During our playthrough we encountered several scenes where a line of dialogue wouldn’t appear and were left staring at the person speaking like they’d forgotten their line. The only way to progress was to skip several lines which in some situations meant missing important information. In one situation two charachters started arguing amongst themselves and then froze. After being forced to skip several lines of dialogue we were given a choice as to which of them would live, with no indication as to how things escalated to that point.
“Inquisition is a beautiful game, and the clear masterwork of the Dragon Age series.”
Equally frustrating is a bug involving the import of a character from previous games. Just as an old acquaintance is introduced – assuming you entered your choices to Dragon Age: Keep– you’ll be prompted with the option to either use their default personality and appearance or import your own and redesign their look. Unfortunately the latter will switch your Inquisitors voice to the alternate voice actor, which in the case of both male and female characters is drastically different. We opted to allow this default stranger to seep its way into our lives in favour of keeping our hero intact.
Minor technical faults aside, Inquisition is a beautiful game, and the clear masterwork of the Dragon Age series. Fantasy and RPG fans should absolutely check this out but be aware that you’ll be jumping in at the deep end of a very large but entertaining pool.

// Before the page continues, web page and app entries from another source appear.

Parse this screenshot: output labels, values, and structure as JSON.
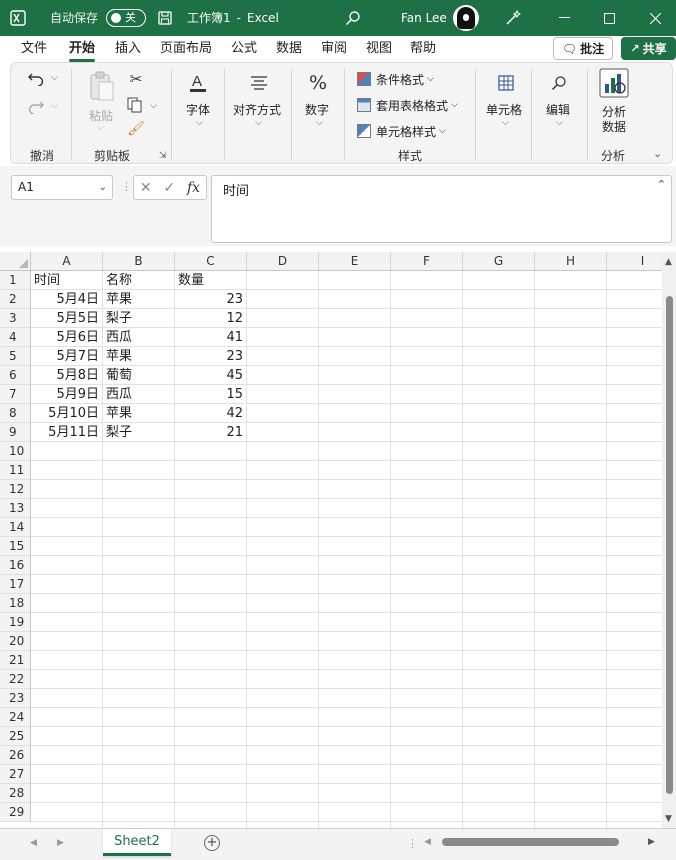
{
  "titlebar": {
    "autosave_label": "自动保存",
    "autosave_state": "关",
    "doc_title": "工作簿1",
    "separator": "-",
    "app_name": "Excel",
    "user_name": "Fan Lee"
  },
  "menu": {
    "items": [
      "文件",
      "开始",
      "插入",
      "页面布局",
      "公式",
      "数据",
      "审阅",
      "视图",
      "帮助"
    ],
    "active": "开始",
    "comment_label": "批注",
    "share_label": "共享"
  },
  "ribbon": {
    "undo_group": "撤消",
    "paste_label": "粘贴",
    "clipboard_group": "剪贴板",
    "font_label": "字体",
    "align_label": "对齐方式",
    "number_label": "数字",
    "cond_format": "条件格式",
    "table_format": "套用表格格式",
    "cell_style": "单元格样式",
    "styles_group": "样式",
    "cells_label": "单元格",
    "edit_label": "编辑",
    "analyze_line1": "分析",
    "analyze_line2": "数据",
    "analyze_group": "分析"
  },
  "formula_bar": {
    "name_box": "A1",
    "content": "时间"
  },
  "grid": {
    "columns": [
      "A",
      "B",
      "C",
      "D",
      "E",
      "F",
      "G",
      "H",
      "I"
    ],
    "row_numbers": [
      "1",
      "2",
      "3",
      "4",
      "5",
      "6",
      "7",
      "8",
      "9",
      "10",
      "11",
      "12",
      "13",
      "14",
      "15",
      "16",
      "17",
      "18",
      "19",
      "20",
      "21",
      "22",
      "23",
      "24",
      "25",
      "26",
      "27",
      "28",
      "29"
    ],
    "headers": [
      "时间",
      "名称",
      "数量"
    ],
    "rows": [
      [
        "5月4日",
        "苹果",
        "23"
      ],
      [
        "5月5日",
        "梨子",
        "12"
      ],
      [
        "5月6日",
        "西瓜",
        "41"
      ],
      [
        "5月7日",
        "苹果",
        "23"
      ],
      [
        "5月8日",
        "葡萄",
        "45"
      ],
      [
        "5月9日",
        "西瓜",
        "15"
      ],
      [
        "5月10日",
        "苹果",
        "42"
      ],
      [
        "5月11日",
        "梨子",
        "21"
      ]
    ]
  },
  "sheets": {
    "active": "Sheet2"
  },
  "colors": {
    "brand": "#1e7145",
    "header_bg": "#f3f3f3",
    "gridline": "#e1e1e1"
  }
}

Fans of the series shouldn’t hesitate, Thedas has has never been so immense.
This is a top tier BioWare adventure and arguably the tipping point in this console generation.
This review is based on a review copy of Dragon Age: Inquisition for Playstation 4, provided by EA.